Task goal
Copy each line below without leaving any out.
*** Opening Information provided ***
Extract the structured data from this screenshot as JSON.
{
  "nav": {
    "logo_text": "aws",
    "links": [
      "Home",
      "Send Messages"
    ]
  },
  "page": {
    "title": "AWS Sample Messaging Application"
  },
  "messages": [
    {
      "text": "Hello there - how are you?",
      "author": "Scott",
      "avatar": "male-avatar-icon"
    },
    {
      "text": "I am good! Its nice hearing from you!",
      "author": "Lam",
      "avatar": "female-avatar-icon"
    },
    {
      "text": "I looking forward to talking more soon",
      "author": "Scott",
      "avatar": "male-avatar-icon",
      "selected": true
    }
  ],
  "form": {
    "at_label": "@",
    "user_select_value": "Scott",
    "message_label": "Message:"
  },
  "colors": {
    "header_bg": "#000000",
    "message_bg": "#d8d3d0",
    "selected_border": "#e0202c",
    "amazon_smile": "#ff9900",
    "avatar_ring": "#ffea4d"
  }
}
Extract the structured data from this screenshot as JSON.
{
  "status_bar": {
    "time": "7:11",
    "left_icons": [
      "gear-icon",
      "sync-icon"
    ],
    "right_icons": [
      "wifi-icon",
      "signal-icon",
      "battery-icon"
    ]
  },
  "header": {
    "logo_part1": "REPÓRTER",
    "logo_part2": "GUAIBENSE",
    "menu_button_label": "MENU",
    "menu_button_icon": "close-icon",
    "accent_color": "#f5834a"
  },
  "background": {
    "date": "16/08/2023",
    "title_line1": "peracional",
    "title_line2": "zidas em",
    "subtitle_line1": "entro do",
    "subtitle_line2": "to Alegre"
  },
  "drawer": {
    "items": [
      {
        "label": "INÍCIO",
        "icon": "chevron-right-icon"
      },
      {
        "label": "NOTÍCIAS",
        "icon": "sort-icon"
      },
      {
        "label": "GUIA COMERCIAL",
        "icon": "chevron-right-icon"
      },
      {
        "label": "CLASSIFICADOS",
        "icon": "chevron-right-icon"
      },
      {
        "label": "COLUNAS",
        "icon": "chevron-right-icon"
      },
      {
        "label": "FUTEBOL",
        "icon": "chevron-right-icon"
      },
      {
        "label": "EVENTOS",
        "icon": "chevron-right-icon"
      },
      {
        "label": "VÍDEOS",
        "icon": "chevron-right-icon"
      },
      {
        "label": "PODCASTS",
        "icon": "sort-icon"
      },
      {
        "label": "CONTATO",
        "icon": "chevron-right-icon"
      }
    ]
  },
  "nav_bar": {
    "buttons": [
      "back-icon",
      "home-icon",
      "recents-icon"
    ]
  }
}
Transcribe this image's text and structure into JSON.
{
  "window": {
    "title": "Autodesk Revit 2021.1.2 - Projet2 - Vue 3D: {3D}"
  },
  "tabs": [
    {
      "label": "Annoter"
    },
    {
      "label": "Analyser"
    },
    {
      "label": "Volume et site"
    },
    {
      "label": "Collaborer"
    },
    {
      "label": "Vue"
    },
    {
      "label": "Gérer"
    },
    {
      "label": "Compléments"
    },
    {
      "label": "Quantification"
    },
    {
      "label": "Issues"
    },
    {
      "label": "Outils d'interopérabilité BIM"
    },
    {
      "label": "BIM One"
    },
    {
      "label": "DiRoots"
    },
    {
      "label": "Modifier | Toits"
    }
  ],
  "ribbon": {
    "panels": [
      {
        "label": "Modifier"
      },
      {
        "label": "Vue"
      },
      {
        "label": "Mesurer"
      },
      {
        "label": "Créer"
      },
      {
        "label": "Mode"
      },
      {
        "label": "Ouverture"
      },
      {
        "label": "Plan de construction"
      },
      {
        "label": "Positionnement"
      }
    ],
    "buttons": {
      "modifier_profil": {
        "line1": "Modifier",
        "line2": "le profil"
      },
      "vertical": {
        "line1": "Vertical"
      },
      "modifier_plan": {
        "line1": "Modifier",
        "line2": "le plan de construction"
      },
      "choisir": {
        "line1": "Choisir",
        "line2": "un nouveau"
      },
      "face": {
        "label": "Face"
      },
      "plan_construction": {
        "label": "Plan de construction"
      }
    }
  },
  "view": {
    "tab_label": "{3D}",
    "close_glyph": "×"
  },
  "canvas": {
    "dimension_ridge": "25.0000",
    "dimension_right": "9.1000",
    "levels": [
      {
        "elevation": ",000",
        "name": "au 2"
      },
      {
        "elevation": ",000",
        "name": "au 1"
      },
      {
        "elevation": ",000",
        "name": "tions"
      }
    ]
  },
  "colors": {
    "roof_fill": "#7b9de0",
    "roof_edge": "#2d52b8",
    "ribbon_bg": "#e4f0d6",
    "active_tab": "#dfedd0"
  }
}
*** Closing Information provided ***
Result of this exercise
Extract the structured data from this screenshot as JSON.
{
  "nav": {
    "logo_text": "aws",
    "links": [
      "Home",
      "Send Messages"
    ]
  },
  "page": {
    "title": "AWS Sample Messaging Application"
  },
  "messages": [
    {
      "text": "Hello there - how are you?",
      "author": "Scott",
      "avatar": "male-avatar-icon"
    },
    {
      "text": "I am good! Its nice hearing from you!",
      "author": "Lam",
      "avatar": "female-avatar-icon"
    },
    {
      "text": "I looking forward to talking more soon",
      "author": "Scott",
      "avatar": "male-avatar-icon",
      "selected": true
    }
  ],
  "form": {
    "at_label": "@",
    "user_select_value": "Scott",
    "message_label": "Message:"
  },
  "colors": {
    "header_bg": "#000000",
    "message_bg": "#d8d3d0",
    "selected_border": "#e0202c",
    "amazon_smile": "#ff9900",
    "avatar_ring": "#ffea4d"
  }
}
Extract the structured data from this screenshot as JSON.
{
  "status_bar": {
    "time": "7:11",
    "left_icons": [
      "gear-icon",
      "sync-icon"
    ],
    "right_icons": [
      "wifi-icon",
      "signal-icon",
      "battery-icon"
    ]
  },
  "header": {
    "logo_part1": "REPÓRTER",
    "logo_part2": "GUAIBENSE",
    "menu_button_label": "MENU",
    "menu_button_icon": "close-icon",
    "accent_color": "#f5834a"
  },
  "background": {
    "date": "16/08/2023",
    "title_line1": "peracional",
    "title_line2": "zidas em",
    "subtitle_line1": "entro do",
    "subtitle_line2": "to Alegre"
  },
  "drawer": {
    "items": [
      {
        "label": "INÍCIO",
        "icon": "chevron-right-icon"
      },
      {
        "label": "NOTÍCIAS",
        "icon": "sort-icon"
      },
      {
        "label": "GUIA COMERCIAL",
        "icon": "chevron-right-icon"
      },
      {
        "label": "CLASSIFICADOS",
        "icon": "chevron-right-icon"
      },
      {
        "label": "COLUNAS",
        "icon": "chevron-right-icon"
      },
      {
        "label": "FUTEBOL",
        "icon": "chevron-right-icon"
      },
      {
        "label": "EVENTOS",
        "icon": "chevron-right-icon"
      },
      {
        "label": "VÍDEOS",
        "icon": "chevron-right-icon"
      },
      {
        "label": "PODCASTS",
        "icon": "sort-icon"
      },
      {
        "label": "CONTATO",
        "icon": "chevron-right-icon"
      }
    ]
  },
  "nav_bar": {
    "buttons": [
      "back-icon",
      "home-icon",
      "recents-icon"
    ]
  }
}
Transcribe this image's text and structure into JSON.
{
  "window": {
    "title": "Autodesk Revit 2021.1.2 - Projet2 - Vue 3D: {3D}"
  },
  "tabs": [
    {
      "label": "Annoter"
    },
    {
      "label": "Analyser"
    },
    {
      "label": "Volume et site"
    },
    {
      "label": "Collaborer"
    },
    {
      "label": "Vue"
    },
    {
      "label": "Gérer"
    },
    {
      "label": "Compléments"
    },
    {
      "label": "Quantification"
    },
    {
      "label": "Issues"
    },
    {
      "label": "Outils d'interopérabilité BIM"
    },
    {
      "label": "BIM One"
    },
    {
      "label": "DiRoots"
    },
    {
      "label": "Modifier | Toits"
    }
  ],
  "ribbon": {
    "panels": [
      {
        "label": "Modifier"
      },
      {
        "label": "Vue"
      },
      {
        "label": "Mesurer"
      },
      {
        "label": "Créer"
      },
      {
        "label": "Mode"
      },
      {
        "label": "Ouverture"
      },
      {
        "label": "Plan de construction"
      },
      {
        "label": "Positionnement"
      }
    ],
    "buttons": {
      "modifier_profil": {
        "line1": "Modifier",
        "line2": "le profil"
      },
      "vertical": {
        "line1": "Vertical"
      },
      "modifier_plan": {
        "line1": "Modifier",
        "line2": "le plan de construction"
      },
      "choisir": {
        "line1": "Choisir",
        "line2": "un nouveau"
      },
      "face": {
        "label": "Face"
      },
      "plan_construction": {
        "label": "Plan de construction"
      }
    }
  },
  "view": {
    "tab_label": "{3D}",
    "close_glyph": "×"
  },
  "canvas": {
    "dimension_ridge": "25.0000",
    "dimension_right": "9.1000",
    "levels": [
      {
        "elevation": ",000",
        "name": "au 2"
      },
      {
        "elevation": ",000",
        "name": "au 1"
      },
      {
        "elevation": ",000",
        "name": "tions"
      }
    ]
  },
  "colors": {
    "roof_fill": "#7b9de0",
    "roof_edge": "#2d52b8",
    "ribbon_bg": "#e4f0d6",
    "active_tab": "#dfedd0"
  }
}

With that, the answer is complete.